▶ **MATERIAL FOR THE TASK**
▬▬▬▬▬▬
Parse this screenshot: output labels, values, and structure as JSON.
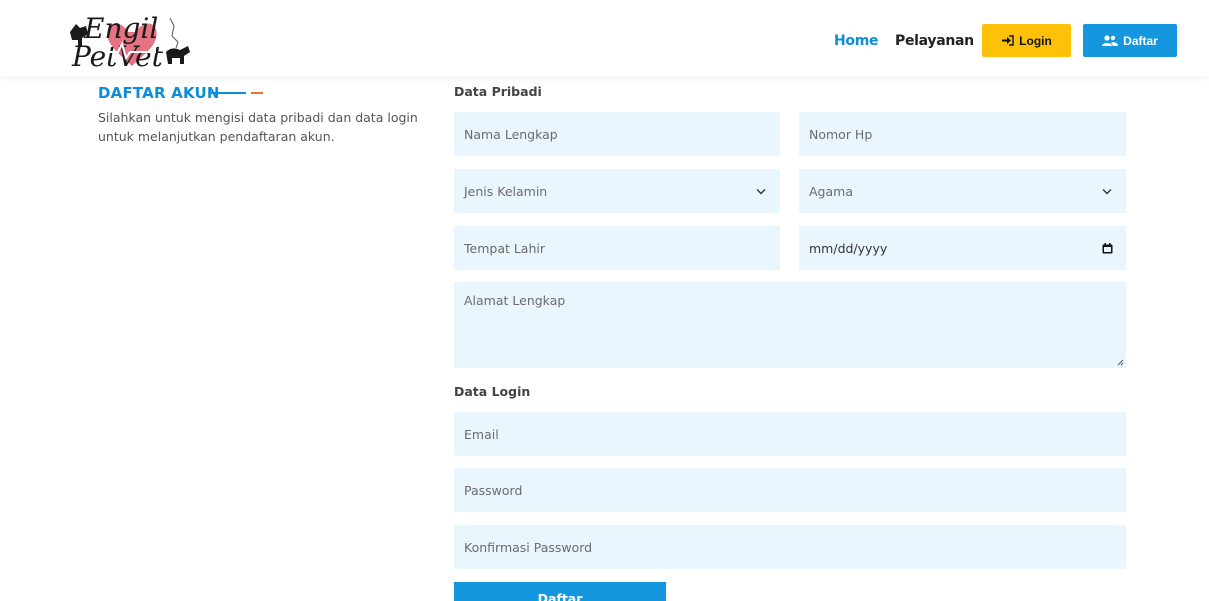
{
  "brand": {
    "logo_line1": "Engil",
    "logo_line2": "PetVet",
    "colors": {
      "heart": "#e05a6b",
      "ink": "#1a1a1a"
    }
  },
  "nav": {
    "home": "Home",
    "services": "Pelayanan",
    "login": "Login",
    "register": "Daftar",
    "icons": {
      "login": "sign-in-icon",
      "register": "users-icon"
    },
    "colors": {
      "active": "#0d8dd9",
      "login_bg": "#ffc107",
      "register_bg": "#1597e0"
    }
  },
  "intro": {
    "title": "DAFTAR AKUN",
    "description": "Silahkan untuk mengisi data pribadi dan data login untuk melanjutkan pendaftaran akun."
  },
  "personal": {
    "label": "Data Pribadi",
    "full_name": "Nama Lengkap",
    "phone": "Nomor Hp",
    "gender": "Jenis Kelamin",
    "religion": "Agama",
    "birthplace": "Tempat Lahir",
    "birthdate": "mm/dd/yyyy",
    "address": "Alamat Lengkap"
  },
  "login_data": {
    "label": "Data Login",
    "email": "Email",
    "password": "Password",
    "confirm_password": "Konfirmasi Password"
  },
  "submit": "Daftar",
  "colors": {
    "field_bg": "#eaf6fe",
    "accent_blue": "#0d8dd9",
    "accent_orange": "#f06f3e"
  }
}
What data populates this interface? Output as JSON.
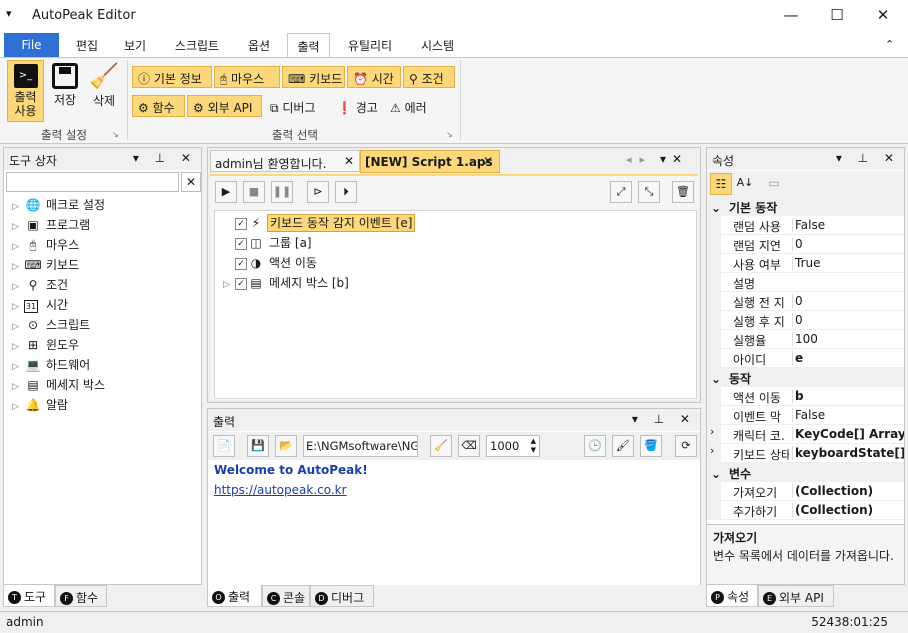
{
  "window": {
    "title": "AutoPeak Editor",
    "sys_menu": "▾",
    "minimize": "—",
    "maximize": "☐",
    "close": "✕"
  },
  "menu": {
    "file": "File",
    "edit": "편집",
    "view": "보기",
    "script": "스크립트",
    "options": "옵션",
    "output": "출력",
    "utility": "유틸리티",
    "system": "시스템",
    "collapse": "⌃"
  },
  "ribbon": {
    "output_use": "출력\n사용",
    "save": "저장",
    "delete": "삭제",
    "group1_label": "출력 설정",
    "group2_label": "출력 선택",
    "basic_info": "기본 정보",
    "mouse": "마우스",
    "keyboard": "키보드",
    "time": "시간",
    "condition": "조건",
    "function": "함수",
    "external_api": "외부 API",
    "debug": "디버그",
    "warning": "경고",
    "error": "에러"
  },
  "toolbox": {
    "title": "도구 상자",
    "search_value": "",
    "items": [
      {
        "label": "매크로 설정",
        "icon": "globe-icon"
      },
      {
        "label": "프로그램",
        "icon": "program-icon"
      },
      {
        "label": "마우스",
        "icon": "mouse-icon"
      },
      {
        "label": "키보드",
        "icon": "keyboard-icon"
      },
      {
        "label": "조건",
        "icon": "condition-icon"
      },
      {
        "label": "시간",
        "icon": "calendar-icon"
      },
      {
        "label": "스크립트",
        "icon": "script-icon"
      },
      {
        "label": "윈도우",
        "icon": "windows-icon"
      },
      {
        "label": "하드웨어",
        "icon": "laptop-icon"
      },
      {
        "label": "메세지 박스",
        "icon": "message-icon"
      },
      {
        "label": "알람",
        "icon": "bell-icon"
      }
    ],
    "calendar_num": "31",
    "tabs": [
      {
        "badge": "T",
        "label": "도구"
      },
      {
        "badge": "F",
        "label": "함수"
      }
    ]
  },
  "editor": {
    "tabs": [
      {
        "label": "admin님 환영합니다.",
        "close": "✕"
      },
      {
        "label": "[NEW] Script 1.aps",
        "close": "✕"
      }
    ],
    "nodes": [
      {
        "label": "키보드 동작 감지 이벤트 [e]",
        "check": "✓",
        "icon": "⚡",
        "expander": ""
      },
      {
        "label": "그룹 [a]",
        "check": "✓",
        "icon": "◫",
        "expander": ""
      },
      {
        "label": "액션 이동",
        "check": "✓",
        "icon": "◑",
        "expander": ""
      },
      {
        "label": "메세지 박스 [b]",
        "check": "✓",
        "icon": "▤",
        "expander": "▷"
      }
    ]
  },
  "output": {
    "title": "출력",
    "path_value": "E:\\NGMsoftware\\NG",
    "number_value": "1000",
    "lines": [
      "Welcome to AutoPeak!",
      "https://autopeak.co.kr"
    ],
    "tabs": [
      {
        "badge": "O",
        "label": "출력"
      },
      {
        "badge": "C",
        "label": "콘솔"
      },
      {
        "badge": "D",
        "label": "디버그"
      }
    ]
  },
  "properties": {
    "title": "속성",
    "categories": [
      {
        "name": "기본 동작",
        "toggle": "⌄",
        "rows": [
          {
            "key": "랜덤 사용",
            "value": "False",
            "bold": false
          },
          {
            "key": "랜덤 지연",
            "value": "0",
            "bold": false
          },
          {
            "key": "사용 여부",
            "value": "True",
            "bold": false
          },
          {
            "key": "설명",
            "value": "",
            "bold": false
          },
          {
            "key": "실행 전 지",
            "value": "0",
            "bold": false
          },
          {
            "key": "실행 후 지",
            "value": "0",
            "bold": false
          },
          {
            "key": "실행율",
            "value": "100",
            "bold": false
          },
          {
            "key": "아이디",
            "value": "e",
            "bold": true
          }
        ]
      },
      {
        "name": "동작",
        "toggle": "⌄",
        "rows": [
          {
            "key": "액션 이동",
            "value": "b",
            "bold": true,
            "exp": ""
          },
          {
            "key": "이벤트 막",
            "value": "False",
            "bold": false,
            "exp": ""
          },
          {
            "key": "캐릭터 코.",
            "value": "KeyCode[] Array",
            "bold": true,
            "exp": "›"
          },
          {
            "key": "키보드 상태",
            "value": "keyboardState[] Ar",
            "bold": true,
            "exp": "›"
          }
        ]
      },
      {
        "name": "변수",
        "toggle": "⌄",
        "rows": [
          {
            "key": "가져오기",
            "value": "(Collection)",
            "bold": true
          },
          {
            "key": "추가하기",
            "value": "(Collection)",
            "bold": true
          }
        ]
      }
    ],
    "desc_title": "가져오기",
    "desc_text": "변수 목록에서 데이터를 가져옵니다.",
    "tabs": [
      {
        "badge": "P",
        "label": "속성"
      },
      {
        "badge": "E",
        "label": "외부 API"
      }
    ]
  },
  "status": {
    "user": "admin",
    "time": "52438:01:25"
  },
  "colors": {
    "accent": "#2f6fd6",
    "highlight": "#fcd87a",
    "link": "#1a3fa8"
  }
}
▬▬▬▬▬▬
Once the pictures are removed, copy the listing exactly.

Parse this screenshot: output labels, values, and structure as JSON.
{
  "brand": {
    "logo_line1": "Engil",
    "logo_line2": "PetVet",
    "colors": {
      "heart": "#e05a6b",
      "ink": "#1a1a1a"
    }
  },
  "nav": {
    "home": "Home",
    "services": "Pelayanan",
    "login": "Login",
    "register": "Daftar",
    "icons": {
      "login": "sign-in-icon",
      "register": "users-icon"
    },
    "colors": {
      "active": "#0d8dd9",
      "login_bg": "#ffc107",
      "register_bg": "#1597e0"
    }
  },
  "intro": {
    "title": "DAFTAR AKUN",
    "description": "Silahkan untuk mengisi data pribadi dan data login untuk melanjutkan pendaftaran akun."
  },
  "personal": {
    "label": "Data Pribadi",
    "full_name": "Nama Lengkap",
    "phone": "Nomor Hp",
    "gender": "Jenis Kelamin",
    "religion": "Agama",
    "birthplace": "Tempat Lahir",
    "birthdate": "mm/dd/yyyy",
    "address": "Alamat Lengkap"
  },
  "login_data": {
    "label": "Data Login",
    "email": "Email",
    "password": "Password",
    "confirm_password": "Konfirmasi Password"
  },
  "submit": "Daftar",
  "colors": {
    "field_bg": "#eaf6fe",
    "accent_blue": "#0d8dd9",
    "accent_orange": "#f06f3e"
  }
}
What data populates this interface? Output as JSON.
{
  "window": {
    "title": "AutoPeak Editor",
    "sys_menu": "▾",
    "minimize": "—",
    "maximize": "☐",
    "close": "✕"
  },
  "menu": {
    "file": "File",
    "edit": "편집",
    "view": "보기",
    "script": "스크립트",
    "options": "옵션",
    "output": "출력",
    "utility": "유틸리티",
    "system": "시스템",
    "collapse": "⌃"
  },
  "ribbon": {
    "output_use": "출력\n사용",
    "save": "저장",
    "delete": "삭제",
    "group1_label": "출력 설정",
    "group2_label": "출력 선택",
    "basic_info": "기본 정보",
    "mouse": "마우스",
    "keyboard": "키보드",
    "time": "시간",
    "condition": "조건",
    "function": "함수",
    "external_api": "외부 API",
    "debug": "디버그",
    "warning": "경고",
    "error": "에러"
  },
  "toolbox": {
    "title": "도구 상자",
    "search_value": "",
    "items": [
      {
        "label": "매크로 설정",
        "icon": "globe-icon"
      },
      {
        "label": "프로그램",
        "icon": "program-icon"
      },
      {
        "label": "마우스",
        "icon": "mouse-icon"
      },
      {
        "label": "키보드",
        "icon": "keyboard-icon"
      },
      {
        "label": "조건",
        "icon": "condition-icon"
      },
      {
        "label": "시간",
        "icon": "calendar-icon"
      },
      {
        "label": "스크립트",
        "icon": "script-icon"
      },
      {
        "label": "윈도우",
        "icon": "windows-icon"
      },
      {
        "label": "하드웨어",
        "icon": "laptop-icon"
      },
      {
        "label": "메세지 박스",
        "icon": "message-icon"
      },
      {
        "label": "알람",
        "icon": "bell-icon"
      }
    ],
    "calendar_num": "31",
    "tabs": [
      {
        "badge": "T",
        "label": "도구"
      },
      {
        "badge": "F",
        "label": "함수"
      }
    ]
  },
  "editor": {
    "tabs": [
      {
        "label": "admin님 환영합니다.",
        "close": "✕"
      },
      {
        "label": "[NEW] Script 1.aps",
        "close": "✕"
      }
    ],
    "nodes": [
      {
        "label": "키보드 동작 감지 이벤트 [e]",
        "check": "✓",
        "icon": "⚡",
        "expander": ""
      },
      {
        "label": "그룹 [a]",
        "check": "✓",
        "icon": "◫",
        "expander": ""
      },
      {
        "label": "액션 이동",
        "check": "✓",
        "icon": "◑",
        "expander": ""
      },
      {
        "label": "메세지 박스 [b]",
        "check": "✓",
        "icon": "▤",
        "expander": "▷"
      }
    ]
  },
  "output": {
    "title": "출력",
    "path_value": "E:\\NGMsoftware\\NG",
    "number_value": "1000",
    "lines": [
      "Welcome to AutoPeak!",
      "https://autopeak.co.kr"
    ],
    "tabs": [
      {
        "badge": "O",
        "label": "출력"
      },
      {
        "badge": "C",
        "label": "콘솔"
      },
      {
        "badge": "D",
        "label": "디버그"
      }
    ]
  },
  "properties": {
    "title": "속성",
    "categories": [
      {
        "name": "기본 동작",
        "toggle": "⌄",
        "rows": [
          {
            "key": "랜덤 사용",
            "value": "False",
            "bold": false
          },
          {
            "key": "랜덤 지연",
            "value": "0",
            "bold": false
          },
          {
            "key": "사용 여부",
            "value": "True",
            "bold": false
          },
          {
            "key": "설명",
            "value": "",
            "bold": false
          },
          {
            "key": "실행 전 지",
            "value": "0",
            "bold": false
          },
          {
            "key": "실행 후 지",
            "value": "0",
            "bold": false
          },
          {
            "key": "실행율",
            "value": "100",
            "bold": false
          },
          {
            "key": "아이디",
            "value": "e",
            "bold": true
          }
        ]
      },
      {
        "name": "동작",
        "toggle": "⌄",
        "rows": [
          {
            "key": "액션 이동",
            "value": "b",
            "bold": true,
            "exp": ""
          },
          {
            "key": "이벤트 막",
            "value": "False",
            "bold": false,
            "exp": ""
          },
          {
            "key": "캐릭터 코.",
            "value": "KeyCode[] Array",
            "bold": true,
            "exp": "›"
          },
          {
            "key": "키보드 상태",
            "value": "keyboardState[] Ar",
            "bold": true,
            "exp": "›"
          }
        ]
      },
      {
        "name": "변수",
        "toggle": "⌄",
        "rows": [
          {
            "key": "가져오기",
            "value": "(Collection)",
            "bold": true
          },
          {
            "key": "추가하기",
            "value": "(Collection)",
            "bold": true
          }
        ]
      }
    ],
    "desc_title": "가져오기",
    "desc_text": "변수 목록에서 데이터를 가져옵니다.",
    "tabs": [
      {
        "badge": "P",
        "label": "속성"
      },
      {
        "badge": "E",
        "label": "외부 API"
      }
    ]
  },
  "status": {
    "user": "admin",
    "time": "52438:01:25"
  },
  "colors": {
    "accent": "#2f6fd6",
    "highlight": "#fcd87a",
    "link": "#1a3fa8"
  }
}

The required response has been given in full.